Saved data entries
+ + + + + + +

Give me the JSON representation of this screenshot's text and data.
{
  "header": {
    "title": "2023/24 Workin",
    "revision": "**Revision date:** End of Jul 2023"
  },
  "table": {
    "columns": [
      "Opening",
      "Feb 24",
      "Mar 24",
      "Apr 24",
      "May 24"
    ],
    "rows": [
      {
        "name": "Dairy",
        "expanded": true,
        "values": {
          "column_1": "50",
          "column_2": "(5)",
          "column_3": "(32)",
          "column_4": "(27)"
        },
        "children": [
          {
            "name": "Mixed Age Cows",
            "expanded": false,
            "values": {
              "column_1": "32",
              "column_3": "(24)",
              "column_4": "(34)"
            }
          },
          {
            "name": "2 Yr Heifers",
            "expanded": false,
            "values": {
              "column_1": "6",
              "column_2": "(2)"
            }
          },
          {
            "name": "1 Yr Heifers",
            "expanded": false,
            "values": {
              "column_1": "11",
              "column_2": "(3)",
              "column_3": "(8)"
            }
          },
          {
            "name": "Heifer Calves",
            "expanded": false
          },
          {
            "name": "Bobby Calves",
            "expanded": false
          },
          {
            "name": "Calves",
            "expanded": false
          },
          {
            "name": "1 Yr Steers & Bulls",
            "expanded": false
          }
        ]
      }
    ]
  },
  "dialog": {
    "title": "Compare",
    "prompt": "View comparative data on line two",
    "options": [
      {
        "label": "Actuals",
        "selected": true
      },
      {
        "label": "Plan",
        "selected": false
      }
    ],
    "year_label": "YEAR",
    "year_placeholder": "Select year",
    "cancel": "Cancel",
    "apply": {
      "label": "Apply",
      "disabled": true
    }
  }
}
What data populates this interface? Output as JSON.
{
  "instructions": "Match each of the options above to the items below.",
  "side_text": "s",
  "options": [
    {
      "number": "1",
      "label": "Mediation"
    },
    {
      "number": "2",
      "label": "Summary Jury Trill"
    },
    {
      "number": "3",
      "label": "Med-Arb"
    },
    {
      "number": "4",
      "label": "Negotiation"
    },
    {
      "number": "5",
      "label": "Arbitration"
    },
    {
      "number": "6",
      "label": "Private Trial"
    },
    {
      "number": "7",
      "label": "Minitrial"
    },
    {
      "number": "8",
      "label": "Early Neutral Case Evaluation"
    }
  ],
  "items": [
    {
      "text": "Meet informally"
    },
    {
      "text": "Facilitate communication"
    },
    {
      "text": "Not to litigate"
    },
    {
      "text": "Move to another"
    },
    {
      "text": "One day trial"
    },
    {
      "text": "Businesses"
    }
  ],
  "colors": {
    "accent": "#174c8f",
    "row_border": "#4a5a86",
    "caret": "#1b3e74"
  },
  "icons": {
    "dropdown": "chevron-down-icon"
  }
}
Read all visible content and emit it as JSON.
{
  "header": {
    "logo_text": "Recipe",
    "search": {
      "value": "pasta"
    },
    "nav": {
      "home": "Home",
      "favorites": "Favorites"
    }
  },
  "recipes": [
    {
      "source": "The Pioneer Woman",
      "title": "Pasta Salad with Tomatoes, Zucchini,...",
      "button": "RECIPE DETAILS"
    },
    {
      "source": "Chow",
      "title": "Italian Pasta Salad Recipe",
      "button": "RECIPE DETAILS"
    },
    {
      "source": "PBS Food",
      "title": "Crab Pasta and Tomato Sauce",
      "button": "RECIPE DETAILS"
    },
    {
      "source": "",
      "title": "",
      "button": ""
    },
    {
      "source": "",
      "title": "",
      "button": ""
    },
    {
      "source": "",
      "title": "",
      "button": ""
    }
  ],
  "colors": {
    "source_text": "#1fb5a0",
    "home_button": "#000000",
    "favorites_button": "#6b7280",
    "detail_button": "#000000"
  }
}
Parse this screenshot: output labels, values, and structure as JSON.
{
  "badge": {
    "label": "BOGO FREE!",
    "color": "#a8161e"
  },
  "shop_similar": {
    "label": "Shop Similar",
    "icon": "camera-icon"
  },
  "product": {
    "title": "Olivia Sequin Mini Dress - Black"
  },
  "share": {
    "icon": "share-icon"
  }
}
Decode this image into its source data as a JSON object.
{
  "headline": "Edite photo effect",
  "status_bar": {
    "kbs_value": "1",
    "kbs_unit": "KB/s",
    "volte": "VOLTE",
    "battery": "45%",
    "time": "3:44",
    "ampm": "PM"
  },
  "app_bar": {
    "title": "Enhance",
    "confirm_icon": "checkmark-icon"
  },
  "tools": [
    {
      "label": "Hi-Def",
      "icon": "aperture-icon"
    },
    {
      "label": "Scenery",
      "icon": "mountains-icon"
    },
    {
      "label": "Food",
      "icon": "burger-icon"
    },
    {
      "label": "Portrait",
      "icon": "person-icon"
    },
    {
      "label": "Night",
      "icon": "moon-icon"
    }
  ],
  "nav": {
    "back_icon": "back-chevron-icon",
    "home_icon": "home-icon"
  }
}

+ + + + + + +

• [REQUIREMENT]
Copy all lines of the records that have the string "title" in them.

• [FINAL ANSWER]
    "title": "2023/24 Workin",
    "title": "Compare",
      "title": "Pasta Salad with Tomatoes, Zucchini,...",
      "title": "Italian Pasta Salad Recipe",
      "title": "Crab Pasta and Tomato Sauce",
      "title": "",
      "title": "",
      "title": "",
    "title": "Olivia Sequin Mini Dress - Black"
    "title": "Enhance",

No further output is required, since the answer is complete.